Exercise details >> Images excluded, return every record exactly as it reads.

Record excerpts >>
═══

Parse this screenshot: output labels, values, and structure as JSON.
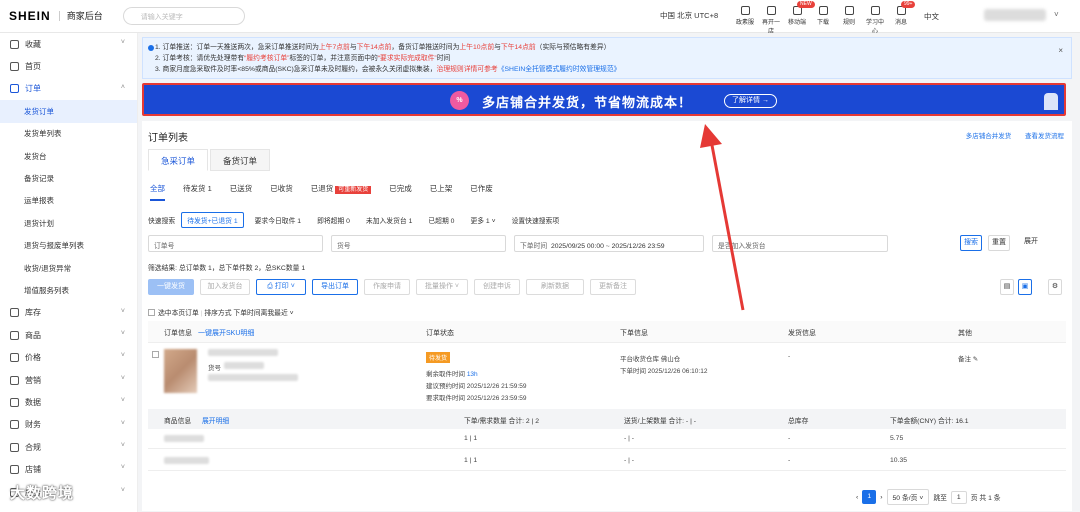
{
  "topbar": {
    "logo": "SHEIN",
    "subtitle": "商家后台",
    "search_placeholder": "请输入关键字",
    "timezone": "中国 北京 UTC+8",
    "tools": [
      {
        "label": "政素服",
        "icon": "globe-icon"
      },
      {
        "label": "再开一店",
        "icon": "store-icon"
      },
      {
        "label": "移动端",
        "icon": "mobile-icon",
        "badge": "NEW"
      },
      {
        "label": "下载",
        "icon": "download-icon"
      },
      {
        "label": "规则",
        "icon": "rules-icon"
      },
      {
        "label": "学习中心",
        "icon": "learn-icon"
      },
      {
        "label": "消息",
        "icon": "bell-icon",
        "badge": "99+"
      }
    ],
    "language": "中文"
  },
  "sidebar": {
    "items": [
      {
        "label": "收藏",
        "icon": "star-icon",
        "chevron": "˅"
      },
      {
        "label": "首页",
        "icon": "home-icon"
      },
      {
        "label": "订单",
        "icon": "order-icon",
        "chevron": "˄",
        "open": true
      },
      {
        "label": "发货订单",
        "sub": true,
        "active": true
      },
      {
        "label": "发货单列表",
        "sub": true
      },
      {
        "label": "发货台",
        "sub": true
      },
      {
        "label": "备货记录",
        "sub": true
      },
      {
        "label": "运单报表",
        "sub": true
      },
      {
        "label": "退货计划",
        "sub": true
      },
      {
        "label": "退货与报废单列表",
        "sub": true
      },
      {
        "label": "收货/退货异常",
        "sub": true
      },
      {
        "label": "增值服务列表",
        "sub": true
      },
      {
        "label": "库存",
        "icon": "box-icon",
        "chevron": "˅"
      },
      {
        "label": "商品",
        "icon": "product-icon",
        "chevron": "˅"
      },
      {
        "label": "价格",
        "icon": "price-icon",
        "chevron": "˅"
      },
      {
        "label": "营销",
        "icon": "marketing-icon",
        "chevron": "˅"
      },
      {
        "label": "数据",
        "icon": "data-icon",
        "chevron": "˅"
      },
      {
        "label": "财务",
        "icon": "finance-icon",
        "chevron": "˅"
      },
      {
        "label": "合规",
        "icon": "compliance-icon",
        "chevron": "˅"
      },
      {
        "label": "店铺",
        "icon": "shop-icon",
        "chevron": "˅"
      },
      {
        "label": "服务",
        "icon": "service-icon",
        "chevron": "˅"
      }
    ],
    "watermark": "大数跨境"
  },
  "notice": {
    "l1a": "1. 订单推送：订单一天推送两次，急采订单推送时间为",
    "l1b": "上午7点前",
    "l1c": "与",
    "l1d": "下午14点前",
    "l1e": "，备货订单推送时间为",
    "l1f": "上午10点前",
    "l1g": "与",
    "l1h": "下午14点前",
    "l1i": "（实际与预估略有差异）",
    "l2a": "2. 订单考核：请优先处理带有",
    "l2b": "“履约考核订单”",
    "l2c": "标签的订单，并注意页面中的",
    "l2d": "“要求实际完成取件”",
    "l2e": "时间",
    "l3a": "3. 商家月度急采取件及时率<85%或商品(SKC)急采订单未及时履约，会被永久关闭虚拟集装，",
    "l3b": "治理规则详情可参考",
    "l3c": "《SHEIN全托管模式履约时效管理规范》",
    "close": "×"
  },
  "banner": {
    "icon": "%",
    "text": "多店铺合并发货，节省物流成本！",
    "button": "了解详情 →"
  },
  "page": {
    "title": "订单列表",
    "links": [
      "多店铺合并发货",
      "查看发货流程"
    ],
    "big_tabs": [
      "急采订单",
      "备货订单"
    ],
    "status_tabs": [
      "全部",
      "待发货 1",
      "已送货",
      "已收货",
      "已退货",
      "已完成",
      "已上架",
      "已作废"
    ],
    "status_tag": "可重新发货",
    "quick_label": "快速搜索",
    "quick": [
      "待发货+已退货 1",
      "要求今日取件 1",
      "即将超期 0",
      "未加入发货台 1",
      "已超期 0"
    ],
    "more": "更多 1 ˅",
    "quick_setting": "设置快速搜索项",
    "filter_order": "订单号",
    "filter_sku": "货号",
    "filter_time_label": "下单时间",
    "filter_time_from": "2025/09/25 00:00",
    "filter_time_sep": "~",
    "filter_time_to": "2025/12/26 23:59",
    "filter_join": "是否加入发货台",
    "search": "搜索",
    "reset": "重置",
    "expand": "展开",
    "summary": "筛选结果: 总订单数 1，总下单件数 2，总SKC数量 1",
    "actions": [
      "一键发货",
      "加入发货台",
      "⎙ 打印 ˅",
      "导出订单",
      "作废申请",
      "批量操作 ˅",
      "创建申诉",
      "刷新数据",
      "更新备注"
    ],
    "select_page": "选中本页订单",
    "sort": "排序方式  下单时间离我最近 ˅",
    "columns": [
      "订单信息",
      "一键展开SKU明细",
      "订单状态",
      "下单信息",
      "发货信息",
      "其他"
    ],
    "order": {
      "status": "待发货",
      "remain_label": "剩余取件时间",
      "remain": "13h",
      "suggest": "建议预约时间 2025/12/26 21:59:59",
      "required": "要求取件时间 2025/12/26 23:59:59",
      "warehouse": "平台收货仓库 佛山仓",
      "order_time": "下单时间 2025/12/26 06:10:12",
      "ship": "-",
      "note": "备注 ✎",
      "sku_prefix": "货号"
    },
    "item_columns": [
      "商品信息",
      "展开明细",
      "下单/需求数量 合计: 2 | 2",
      "送货/上架数量 合计: - | -",
      "总库存",
      "下单金额(CNY) 合计: 16.1"
    ],
    "items": [
      {
        "qty": "1 | 1",
        "ship": "- | -",
        "stock": "-",
        "amount": "5.75"
      },
      {
        "qty": "1 | 1",
        "ship": "- | -",
        "stock": "-",
        "amount": "10.35"
      }
    ],
    "pager": {
      "current": "1",
      "size": "50 条/页 ˅",
      "goto": "跳至",
      "goto_val": "1",
      "total": "页  共 1 条"
    }
  },
  "annotation_color": "#e53935",
  "accent": "#1a6fe8"
}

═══

Finished task >>
Parse this screenshot: output labels, values, and structure as JSON.
{
  "topbar": {
    "logo": "SHEIN",
    "subtitle": "商家后台",
    "search_placeholder": "请输入关键字",
    "timezone": "中国 北京 UTC+8",
    "tools": [
      {
        "label": "政素服",
        "icon": "globe-icon"
      },
      {
        "label": "再开一店",
        "icon": "store-icon"
      },
      {
        "label": "移动端",
        "icon": "mobile-icon",
        "badge": "NEW"
      },
      {
        "label": "下载",
        "icon": "download-icon"
      },
      {
        "label": "规则",
        "icon": "rules-icon"
      },
      {
        "label": "学习中心",
        "icon": "learn-icon"
      },
      {
        "label": "消息",
        "icon": "bell-icon",
        "badge": "99+"
      }
    ],
    "language": "中文"
  },
  "sidebar": {
    "items": [
      {
        "label": "收藏",
        "icon": "star-icon",
        "chevron": "˅"
      },
      {
        "label": "首页",
        "icon": "home-icon"
      },
      {
        "label": "订单",
        "icon": "order-icon",
        "chevron": "˄",
        "open": true
      },
      {
        "label": "发货订单",
        "sub": true,
        "active": true
      },
      {
        "label": "发货单列表",
        "sub": true
      },
      {
        "label": "发货台",
        "sub": true
      },
      {
        "label": "备货记录",
        "sub": true
      },
      {
        "label": "运单报表",
        "sub": true
      },
      {
        "label": "退货计划",
        "sub": true
      },
      {
        "label": "退货与报废单列表",
        "sub": true
      },
      {
        "label": "收货/退货异常",
        "sub": true
      },
      {
        "label": "增值服务列表",
        "sub": true
      },
      {
        "label": "库存",
        "icon": "box-icon",
        "chevron": "˅"
      },
      {
        "label": "商品",
        "icon": "product-icon",
        "chevron": "˅"
      },
      {
        "label": "价格",
        "icon": "price-icon",
        "chevron": "˅"
      },
      {
        "label": "营销",
        "icon": "marketing-icon",
        "chevron": "˅"
      },
      {
        "label": "数据",
        "icon": "data-icon",
        "chevron": "˅"
      },
      {
        "label": "财务",
        "icon": "finance-icon",
        "chevron": "˅"
      },
      {
        "label": "合规",
        "icon": "compliance-icon",
        "chevron": "˅"
      },
      {
        "label": "店铺",
        "icon": "shop-icon",
        "chevron": "˅"
      },
      {
        "label": "服务",
        "icon": "service-icon",
        "chevron": "˅"
      }
    ],
    "watermark": "大数跨境"
  },
  "notice": {
    "l1a": "1. 订单推送：订单一天推送两次，急采订单推送时间为",
    "l1b": "上午7点前",
    "l1c": "与",
    "l1d": "下午14点前",
    "l1e": "，备货订单推送时间为",
    "l1f": "上午10点前",
    "l1g": "与",
    "l1h": "下午14点前",
    "l1i": "（实际与预估略有差异）",
    "l2a": "2. 订单考核：请优先处理带有",
    "l2b": "“履约考核订单”",
    "l2c": "标签的订单，并注意页面中的",
    "l2d": "“要求实际完成取件”",
    "l2e": "时间",
    "l3a": "3. 商家月度急采取件及时率<85%或商品(SKC)急采订单未及时履约，会被永久关闭虚拟集装，",
    "l3b": "治理规则详情可参考",
    "l3c": "《SHEIN全托管模式履约时效管理规范》",
    "close": "×"
  },
  "banner": {
    "icon": "%",
    "text": "多店铺合并发货，节省物流成本！",
    "button": "了解详情 →"
  },
  "page": {
    "title": "订单列表",
    "links": [
      "多店铺合并发货",
      "查看发货流程"
    ],
    "big_tabs": [
      "急采订单",
      "备货订单"
    ],
    "status_tabs": [
      "全部",
      "待发货 1",
      "已送货",
      "已收货",
      "已退货",
      "已完成",
      "已上架",
      "已作废"
    ],
    "status_tag": "可重新发货",
    "quick_label": "快速搜索",
    "quick": [
      "待发货+已退货 1",
      "要求今日取件 1",
      "即将超期 0",
      "未加入发货台 1",
      "已超期 0"
    ],
    "more": "更多 1 ˅",
    "quick_setting": "设置快速搜索项",
    "filter_order": "订单号",
    "filter_sku": "货号",
    "filter_time_label": "下单时间",
    "filter_time_from": "2025/09/25 00:00",
    "filter_time_sep": "~",
    "filter_time_to": "2025/12/26 23:59",
    "filter_join": "是否加入发货台",
    "search": "搜索",
    "reset": "重置",
    "expand": "展开",
    "summary": "筛选结果: 总订单数 1，总下单件数 2，总SKC数量 1",
    "actions": [
      "一键发货",
      "加入发货台",
      "⎙ 打印 ˅",
      "导出订单",
      "作废申请",
      "批量操作 ˅",
      "创建申诉",
      "刷新数据",
      "更新备注"
    ],
    "select_page": "选中本页订单",
    "sort": "排序方式  下单时间离我最近 ˅",
    "columns": [
      "订单信息",
      "一键展开SKU明细",
      "订单状态",
      "下单信息",
      "发货信息",
      "其他"
    ],
    "order": {
      "status": "待发货",
      "remain_label": "剩余取件时间",
      "remain": "13h",
      "suggest": "建议预约时间 2025/12/26 21:59:59",
      "required": "要求取件时间 2025/12/26 23:59:59",
      "warehouse": "平台收货仓库 佛山仓",
      "order_time": "下单时间 2025/12/26 06:10:12",
      "ship": "-",
      "note": "备注 ✎",
      "sku_prefix": "货号"
    },
    "item_columns": [
      "商品信息",
      "展开明细",
      "下单/需求数量 合计: 2 | 2",
      "送货/上架数量 合计: - | -",
      "总库存",
      "下单金额(CNY) 合计: 16.1"
    ],
    "items": [
      {
        "qty": "1 | 1",
        "ship": "- | -",
        "stock": "-",
        "amount": "5.75"
      },
      {
        "qty": "1 | 1",
        "ship": "- | -",
        "stock": "-",
        "amount": "10.35"
      }
    ],
    "pager": {
      "current": "1",
      "size": "50 条/页 ˅",
      "goto": "跳至",
      "goto_val": "1",
      "total": "页  共 1 条"
    }
  },
  "annotation_color": "#e53935",
  "accent": "#1a6fe8"
}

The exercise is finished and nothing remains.